# ASSIGNED TASK
The lines to return are those below that contain the word "info".

# Component data from apps and pages

☆ ☆ ☆ ☆ ☆

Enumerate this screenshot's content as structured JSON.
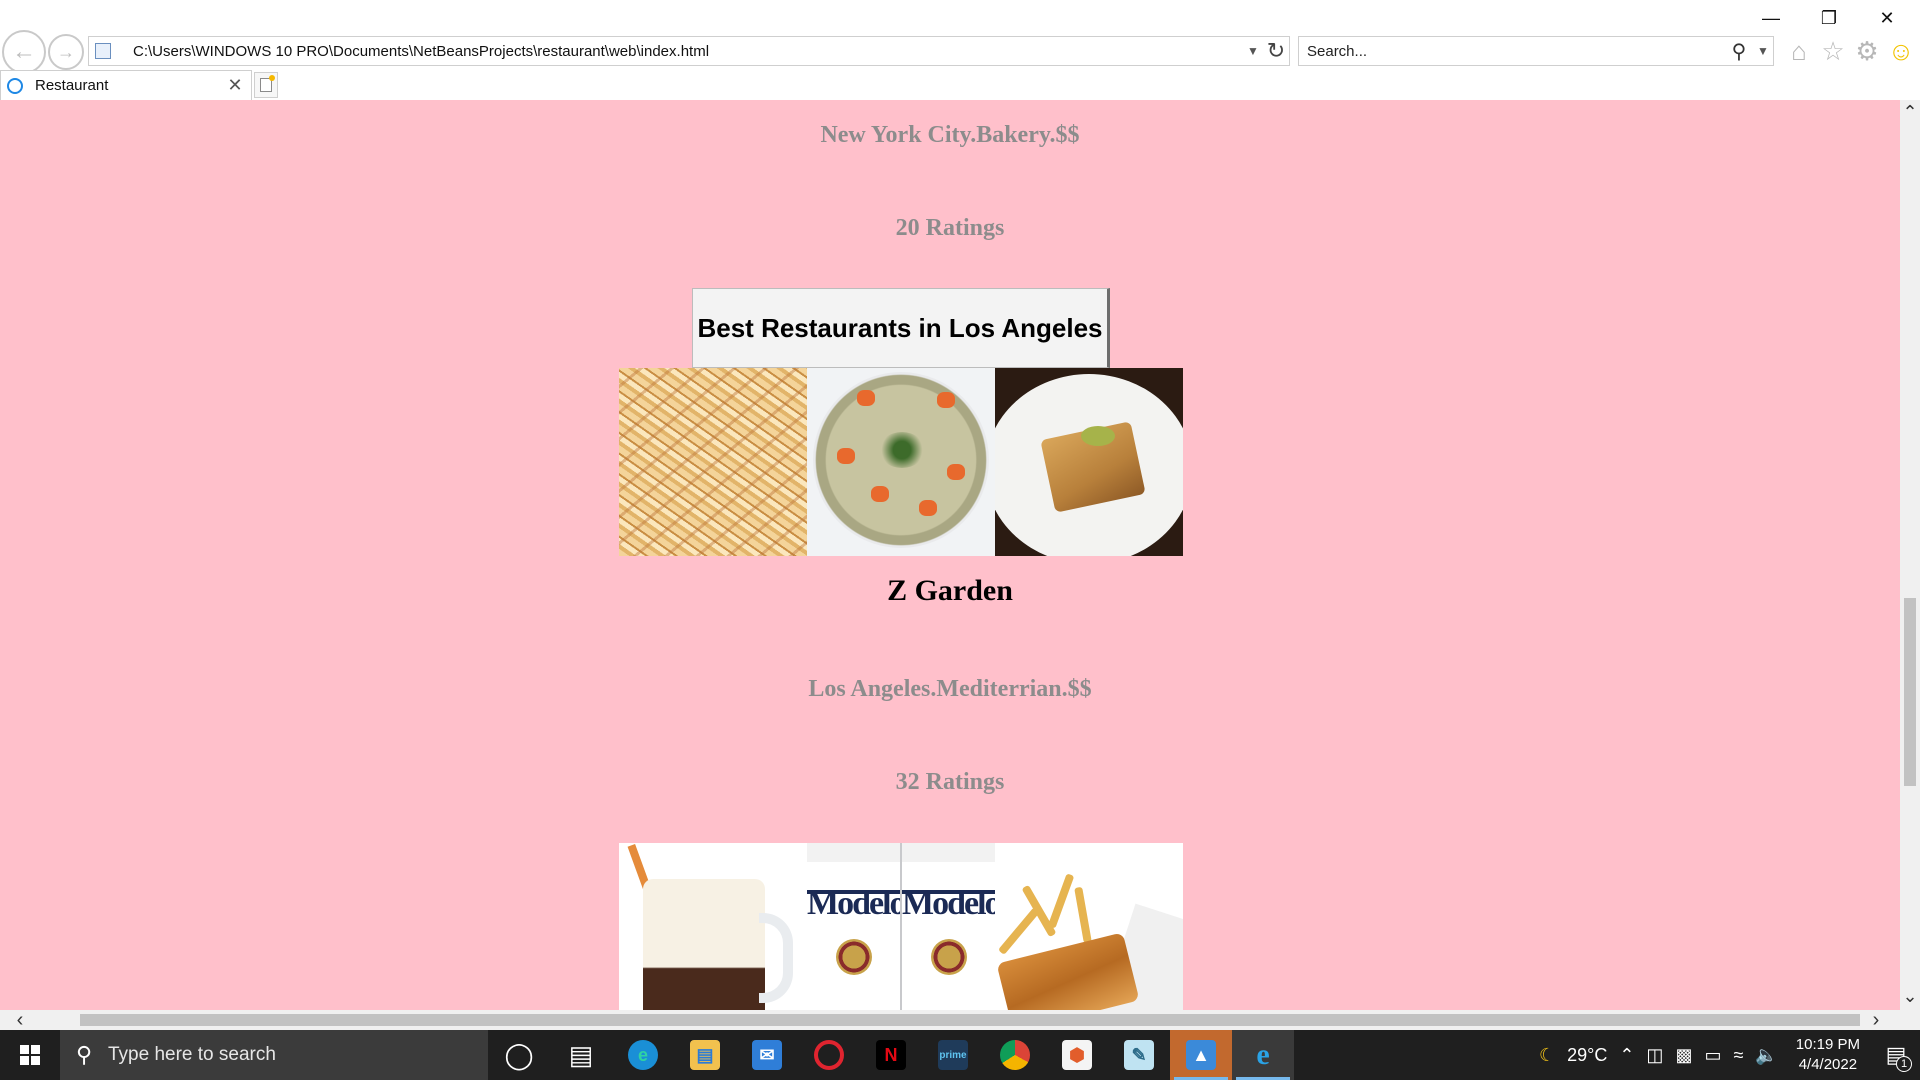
{
  "browser": {
    "address": "C:\\Users\\WINDOWS 10 PRO\\Documents\\NetBeansProjects\\restaurant\\web\\index.html",
    "search_placeholder": "Search...",
    "tab_title": "Restaurant"
  },
  "page": {
    "restaurant1": {
      "info": "New York City.Bakery.$$",
      "ratings": "20 Ratings"
    },
    "section_button": "Best Restaurants in Los Angeles",
    "restaurant2": {
      "name": "Z Garden",
      "info": "Los Angeles.Mediterrian.$$",
      "ratings": "32 Ratings"
    },
    "can_text": "Modelo"
  },
  "taskbar": {
    "search_placeholder": "Type here to search",
    "temperature": "29°C",
    "time": "10:19 PM",
    "date": "4/4/2022",
    "notifications": "1"
  },
  "colors": {
    "page_background": "#ffc0cb",
    "subtitle_text": "#8c8c8c"
  }
}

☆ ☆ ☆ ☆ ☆

# ANSWER TO THIS EXERCISE
      "info": "New York City.Bakery.$$",
      "info": "Los Angeles.Mediterrian.$$",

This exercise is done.